The earl himself was a little staggered; but the other could never be satisfied, from delight and curiosity, and begged for the experiment again and again with all sorts of variations. Ottilie was good-natured enough to gratify him; till at last she was obliged to desire to be allowed to go, as her headache had come on again. In further admiration and even rapture, he assured her with enthusiasm that he would cure her forever of her disorder, if she would only trust herself to his remedies. For a moment they did not know what he meant; but Charlotte, who comprehended immediately after, declined his well-meant offer, not liking to have introduced and practised about her a thing of which she had always had the strongest apprehensions.
The strangers were gone, and, notwithstanding their having been the inadvertent cause of strange and painful emotions, left the wish behind them, that this meeting might not be the last. Charlotte now made use of the beautiful weather to return visits in the neighborhood, which, indeed, gave her work enough to do, seeing that the whole country round, some from a real interest, some merely from custom, had been most attentive in calling to inquire after her. At home her delight was the sight of the child, and really it well deserved all love and interest. People saw in it a wonderful, indeed a miraculous child; the brightest, sunniest little face; a fine, well-proportioned body, strong and healthy; and what surprised them more, the double resemblance, which became more and more conspicuous. In figure and in the features of the face, it was like the captain; the eyes every day it was less easy to distinguish from the eyes of Ottilie.
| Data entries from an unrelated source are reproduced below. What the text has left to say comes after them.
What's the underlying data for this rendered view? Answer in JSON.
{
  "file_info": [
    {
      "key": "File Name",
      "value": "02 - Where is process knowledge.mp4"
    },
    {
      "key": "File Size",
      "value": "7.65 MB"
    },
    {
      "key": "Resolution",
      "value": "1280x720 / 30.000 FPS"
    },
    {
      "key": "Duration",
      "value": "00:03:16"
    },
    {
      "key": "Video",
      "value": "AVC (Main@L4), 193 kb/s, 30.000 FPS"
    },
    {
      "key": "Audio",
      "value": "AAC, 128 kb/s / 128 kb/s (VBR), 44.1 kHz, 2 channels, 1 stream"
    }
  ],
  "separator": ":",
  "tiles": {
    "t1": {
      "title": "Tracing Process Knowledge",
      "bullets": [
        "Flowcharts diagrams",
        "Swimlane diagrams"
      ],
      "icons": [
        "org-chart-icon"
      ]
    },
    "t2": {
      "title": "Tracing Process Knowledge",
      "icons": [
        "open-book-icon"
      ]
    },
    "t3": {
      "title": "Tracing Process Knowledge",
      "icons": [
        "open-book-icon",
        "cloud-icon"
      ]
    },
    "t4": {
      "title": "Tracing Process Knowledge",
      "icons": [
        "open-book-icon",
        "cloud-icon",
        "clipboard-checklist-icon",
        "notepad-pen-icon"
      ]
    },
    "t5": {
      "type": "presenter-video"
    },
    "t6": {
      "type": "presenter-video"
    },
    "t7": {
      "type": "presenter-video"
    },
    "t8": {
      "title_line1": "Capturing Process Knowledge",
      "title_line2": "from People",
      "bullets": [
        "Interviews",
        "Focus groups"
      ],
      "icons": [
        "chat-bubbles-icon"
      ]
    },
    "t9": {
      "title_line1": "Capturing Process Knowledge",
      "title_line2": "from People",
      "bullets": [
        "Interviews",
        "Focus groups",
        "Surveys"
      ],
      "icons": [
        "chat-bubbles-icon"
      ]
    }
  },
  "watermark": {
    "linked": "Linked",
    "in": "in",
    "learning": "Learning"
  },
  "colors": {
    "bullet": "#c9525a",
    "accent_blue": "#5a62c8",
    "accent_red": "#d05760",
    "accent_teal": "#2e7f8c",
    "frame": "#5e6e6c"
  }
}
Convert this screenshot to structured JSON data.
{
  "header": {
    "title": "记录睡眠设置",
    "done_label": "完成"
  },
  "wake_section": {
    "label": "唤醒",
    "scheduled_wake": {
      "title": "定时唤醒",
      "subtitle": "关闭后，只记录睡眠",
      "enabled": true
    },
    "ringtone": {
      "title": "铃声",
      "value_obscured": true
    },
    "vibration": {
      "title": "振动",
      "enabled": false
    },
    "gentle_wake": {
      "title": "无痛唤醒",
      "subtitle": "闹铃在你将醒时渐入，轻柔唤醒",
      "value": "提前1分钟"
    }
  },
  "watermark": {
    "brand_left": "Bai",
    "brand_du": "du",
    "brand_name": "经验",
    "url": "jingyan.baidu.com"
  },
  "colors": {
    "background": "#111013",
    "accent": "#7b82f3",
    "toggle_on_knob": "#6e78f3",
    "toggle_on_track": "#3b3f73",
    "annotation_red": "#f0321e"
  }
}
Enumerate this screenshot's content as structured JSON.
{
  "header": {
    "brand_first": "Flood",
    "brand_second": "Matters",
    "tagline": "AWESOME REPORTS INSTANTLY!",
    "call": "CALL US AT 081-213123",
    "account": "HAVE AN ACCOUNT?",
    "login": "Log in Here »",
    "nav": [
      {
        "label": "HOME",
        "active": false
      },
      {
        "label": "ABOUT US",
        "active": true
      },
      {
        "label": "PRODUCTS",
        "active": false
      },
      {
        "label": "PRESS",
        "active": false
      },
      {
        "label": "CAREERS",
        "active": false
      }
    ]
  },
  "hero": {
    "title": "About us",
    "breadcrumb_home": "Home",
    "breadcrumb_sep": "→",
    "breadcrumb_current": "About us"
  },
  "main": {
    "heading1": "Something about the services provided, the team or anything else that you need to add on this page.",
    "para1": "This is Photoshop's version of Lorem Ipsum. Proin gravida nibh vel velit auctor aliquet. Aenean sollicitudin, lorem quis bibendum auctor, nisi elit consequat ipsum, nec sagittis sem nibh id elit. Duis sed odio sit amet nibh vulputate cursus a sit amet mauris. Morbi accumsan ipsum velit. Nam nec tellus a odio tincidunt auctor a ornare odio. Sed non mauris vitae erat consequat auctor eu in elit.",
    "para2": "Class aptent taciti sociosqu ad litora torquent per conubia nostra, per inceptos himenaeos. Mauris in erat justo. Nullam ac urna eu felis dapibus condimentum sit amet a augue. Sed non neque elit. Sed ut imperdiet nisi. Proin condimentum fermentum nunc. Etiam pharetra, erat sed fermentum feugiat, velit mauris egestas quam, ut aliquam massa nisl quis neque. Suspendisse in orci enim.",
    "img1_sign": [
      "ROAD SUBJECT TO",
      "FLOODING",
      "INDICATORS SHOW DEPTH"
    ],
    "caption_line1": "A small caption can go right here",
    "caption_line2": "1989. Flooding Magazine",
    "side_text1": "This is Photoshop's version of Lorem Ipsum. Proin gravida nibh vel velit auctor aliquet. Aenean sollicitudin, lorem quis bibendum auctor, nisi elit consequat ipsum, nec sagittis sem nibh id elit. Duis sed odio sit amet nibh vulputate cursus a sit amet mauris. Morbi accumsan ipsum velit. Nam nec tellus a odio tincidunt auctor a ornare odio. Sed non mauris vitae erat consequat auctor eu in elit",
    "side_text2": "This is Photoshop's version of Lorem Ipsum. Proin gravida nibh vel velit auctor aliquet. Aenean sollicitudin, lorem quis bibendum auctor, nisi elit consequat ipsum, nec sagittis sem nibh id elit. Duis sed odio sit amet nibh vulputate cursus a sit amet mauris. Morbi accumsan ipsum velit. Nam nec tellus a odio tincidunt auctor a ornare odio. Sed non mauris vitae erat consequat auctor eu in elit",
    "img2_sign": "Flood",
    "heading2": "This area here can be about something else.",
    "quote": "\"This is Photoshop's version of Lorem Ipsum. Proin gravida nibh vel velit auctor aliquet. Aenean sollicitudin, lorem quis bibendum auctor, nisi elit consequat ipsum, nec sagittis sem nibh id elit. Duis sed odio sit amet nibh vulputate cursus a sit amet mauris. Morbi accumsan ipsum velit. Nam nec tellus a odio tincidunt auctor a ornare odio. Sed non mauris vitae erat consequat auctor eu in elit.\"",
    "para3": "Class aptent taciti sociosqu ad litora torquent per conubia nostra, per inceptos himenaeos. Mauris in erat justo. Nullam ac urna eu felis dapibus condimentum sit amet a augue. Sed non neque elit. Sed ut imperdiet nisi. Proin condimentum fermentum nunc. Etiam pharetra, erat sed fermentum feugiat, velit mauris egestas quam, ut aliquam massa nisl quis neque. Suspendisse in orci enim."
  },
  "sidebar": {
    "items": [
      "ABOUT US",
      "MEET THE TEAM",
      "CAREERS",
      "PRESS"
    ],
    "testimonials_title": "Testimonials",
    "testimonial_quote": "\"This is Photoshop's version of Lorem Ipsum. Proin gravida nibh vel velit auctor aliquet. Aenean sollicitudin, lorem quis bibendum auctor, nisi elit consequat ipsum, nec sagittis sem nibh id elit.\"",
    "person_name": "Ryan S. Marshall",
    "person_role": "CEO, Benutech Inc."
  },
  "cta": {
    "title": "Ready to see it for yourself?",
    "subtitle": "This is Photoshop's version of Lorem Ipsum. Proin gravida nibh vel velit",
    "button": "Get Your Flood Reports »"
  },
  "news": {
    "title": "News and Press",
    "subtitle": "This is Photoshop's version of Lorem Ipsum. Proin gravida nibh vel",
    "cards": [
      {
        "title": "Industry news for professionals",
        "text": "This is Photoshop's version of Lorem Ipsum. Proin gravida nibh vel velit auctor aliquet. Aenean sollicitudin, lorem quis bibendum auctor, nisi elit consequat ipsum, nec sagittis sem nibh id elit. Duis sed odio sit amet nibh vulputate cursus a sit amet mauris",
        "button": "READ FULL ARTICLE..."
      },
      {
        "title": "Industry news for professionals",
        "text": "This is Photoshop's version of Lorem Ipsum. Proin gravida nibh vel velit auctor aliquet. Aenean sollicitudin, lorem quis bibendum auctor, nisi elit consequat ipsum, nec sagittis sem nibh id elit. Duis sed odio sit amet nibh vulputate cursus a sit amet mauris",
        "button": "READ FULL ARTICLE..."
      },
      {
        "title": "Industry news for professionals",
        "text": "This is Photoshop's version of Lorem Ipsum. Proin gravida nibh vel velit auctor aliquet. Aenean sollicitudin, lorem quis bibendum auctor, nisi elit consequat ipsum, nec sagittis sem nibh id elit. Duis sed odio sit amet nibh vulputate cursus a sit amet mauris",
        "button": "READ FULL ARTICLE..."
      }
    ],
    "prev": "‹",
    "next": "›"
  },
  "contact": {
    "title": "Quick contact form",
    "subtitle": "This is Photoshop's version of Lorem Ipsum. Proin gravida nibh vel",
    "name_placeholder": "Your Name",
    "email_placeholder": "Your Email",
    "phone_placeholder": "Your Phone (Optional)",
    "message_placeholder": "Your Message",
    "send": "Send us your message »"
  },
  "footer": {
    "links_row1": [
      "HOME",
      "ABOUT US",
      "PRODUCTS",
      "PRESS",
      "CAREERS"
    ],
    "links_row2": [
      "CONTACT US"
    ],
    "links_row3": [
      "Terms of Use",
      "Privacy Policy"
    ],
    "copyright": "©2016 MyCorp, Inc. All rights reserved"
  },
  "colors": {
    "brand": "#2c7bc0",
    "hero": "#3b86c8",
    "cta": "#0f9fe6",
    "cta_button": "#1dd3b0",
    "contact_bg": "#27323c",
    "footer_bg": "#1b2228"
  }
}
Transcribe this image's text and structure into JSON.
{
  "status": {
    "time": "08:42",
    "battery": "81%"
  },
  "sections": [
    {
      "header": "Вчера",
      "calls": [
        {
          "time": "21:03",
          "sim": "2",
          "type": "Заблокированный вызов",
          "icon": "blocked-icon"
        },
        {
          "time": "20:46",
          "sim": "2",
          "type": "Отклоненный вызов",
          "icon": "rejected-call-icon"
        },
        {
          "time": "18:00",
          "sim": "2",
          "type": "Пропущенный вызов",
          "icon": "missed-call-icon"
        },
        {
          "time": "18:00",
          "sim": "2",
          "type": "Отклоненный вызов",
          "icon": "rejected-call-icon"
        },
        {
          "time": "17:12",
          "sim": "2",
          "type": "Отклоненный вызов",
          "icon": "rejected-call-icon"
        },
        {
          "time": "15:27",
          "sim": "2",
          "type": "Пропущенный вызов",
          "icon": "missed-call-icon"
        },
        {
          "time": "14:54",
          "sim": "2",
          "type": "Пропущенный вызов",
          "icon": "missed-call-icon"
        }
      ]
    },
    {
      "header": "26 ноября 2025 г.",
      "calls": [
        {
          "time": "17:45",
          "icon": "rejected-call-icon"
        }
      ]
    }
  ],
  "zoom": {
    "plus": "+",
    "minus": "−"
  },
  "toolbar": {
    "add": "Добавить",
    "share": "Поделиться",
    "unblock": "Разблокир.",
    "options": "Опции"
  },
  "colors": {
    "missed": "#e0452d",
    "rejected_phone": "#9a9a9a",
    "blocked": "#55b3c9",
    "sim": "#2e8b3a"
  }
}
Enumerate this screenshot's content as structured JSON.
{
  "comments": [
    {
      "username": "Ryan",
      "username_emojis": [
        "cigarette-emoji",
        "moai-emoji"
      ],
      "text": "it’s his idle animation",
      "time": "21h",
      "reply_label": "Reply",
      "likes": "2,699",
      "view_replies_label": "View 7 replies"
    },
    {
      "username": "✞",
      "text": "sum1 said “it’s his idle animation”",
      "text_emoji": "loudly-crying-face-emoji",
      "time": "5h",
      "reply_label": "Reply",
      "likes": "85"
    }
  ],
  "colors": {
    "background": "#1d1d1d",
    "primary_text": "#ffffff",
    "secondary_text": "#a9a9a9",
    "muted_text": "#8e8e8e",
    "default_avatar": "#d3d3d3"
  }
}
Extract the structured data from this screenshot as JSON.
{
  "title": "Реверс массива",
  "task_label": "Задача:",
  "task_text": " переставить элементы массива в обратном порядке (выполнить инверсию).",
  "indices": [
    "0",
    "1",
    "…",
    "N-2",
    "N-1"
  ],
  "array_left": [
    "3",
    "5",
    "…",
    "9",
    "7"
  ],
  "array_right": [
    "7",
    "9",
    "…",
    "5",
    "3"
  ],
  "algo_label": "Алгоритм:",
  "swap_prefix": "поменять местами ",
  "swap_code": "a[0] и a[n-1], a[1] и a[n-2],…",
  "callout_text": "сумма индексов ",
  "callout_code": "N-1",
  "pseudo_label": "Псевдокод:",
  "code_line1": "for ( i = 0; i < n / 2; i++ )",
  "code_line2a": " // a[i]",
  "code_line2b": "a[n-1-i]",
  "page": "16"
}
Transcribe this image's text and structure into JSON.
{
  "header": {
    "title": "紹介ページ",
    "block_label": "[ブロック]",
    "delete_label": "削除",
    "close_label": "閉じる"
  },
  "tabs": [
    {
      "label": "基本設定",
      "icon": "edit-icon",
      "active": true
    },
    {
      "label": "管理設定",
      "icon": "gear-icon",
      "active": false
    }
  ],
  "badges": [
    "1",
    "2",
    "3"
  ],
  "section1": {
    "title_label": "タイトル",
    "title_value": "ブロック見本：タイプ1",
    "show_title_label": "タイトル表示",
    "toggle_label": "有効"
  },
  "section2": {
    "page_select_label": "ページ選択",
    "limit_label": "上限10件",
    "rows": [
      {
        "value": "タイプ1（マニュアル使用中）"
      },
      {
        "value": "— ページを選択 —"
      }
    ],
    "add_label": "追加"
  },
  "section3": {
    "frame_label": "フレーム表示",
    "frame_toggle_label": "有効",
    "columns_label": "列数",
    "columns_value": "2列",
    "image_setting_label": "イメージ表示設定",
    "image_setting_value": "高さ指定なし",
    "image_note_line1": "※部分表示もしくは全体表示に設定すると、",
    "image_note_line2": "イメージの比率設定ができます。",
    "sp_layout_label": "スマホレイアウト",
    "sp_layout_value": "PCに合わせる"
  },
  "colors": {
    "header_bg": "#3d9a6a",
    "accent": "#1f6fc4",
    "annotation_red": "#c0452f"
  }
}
Ottilie herself, partly from this remarkable affinity, perhaps still more under the influence of that sweet woman’s feeling which makes them regard with the most tender affection the offspring, even by another, of the man they love, was as good as a mother to the little creature as it grew, or rather, she was a second mother of another kind. If Charlotte was absent, Ottilie remained alone with the child and the nurse. Nanny had for some time past been jealous of the boy for monopolizing the entire affections of her mistress; she had left her in a fit of crossness, and gone back to her mother. Ottilie would carry the child about in the open air, and by degrees took longer and longer walks with it. She took her bottle of milk to give the child its food when it wanted any. Generally, too, she took a book with her; and so with the child in her arms, reading and wandering, she made a very pretty Penserosa.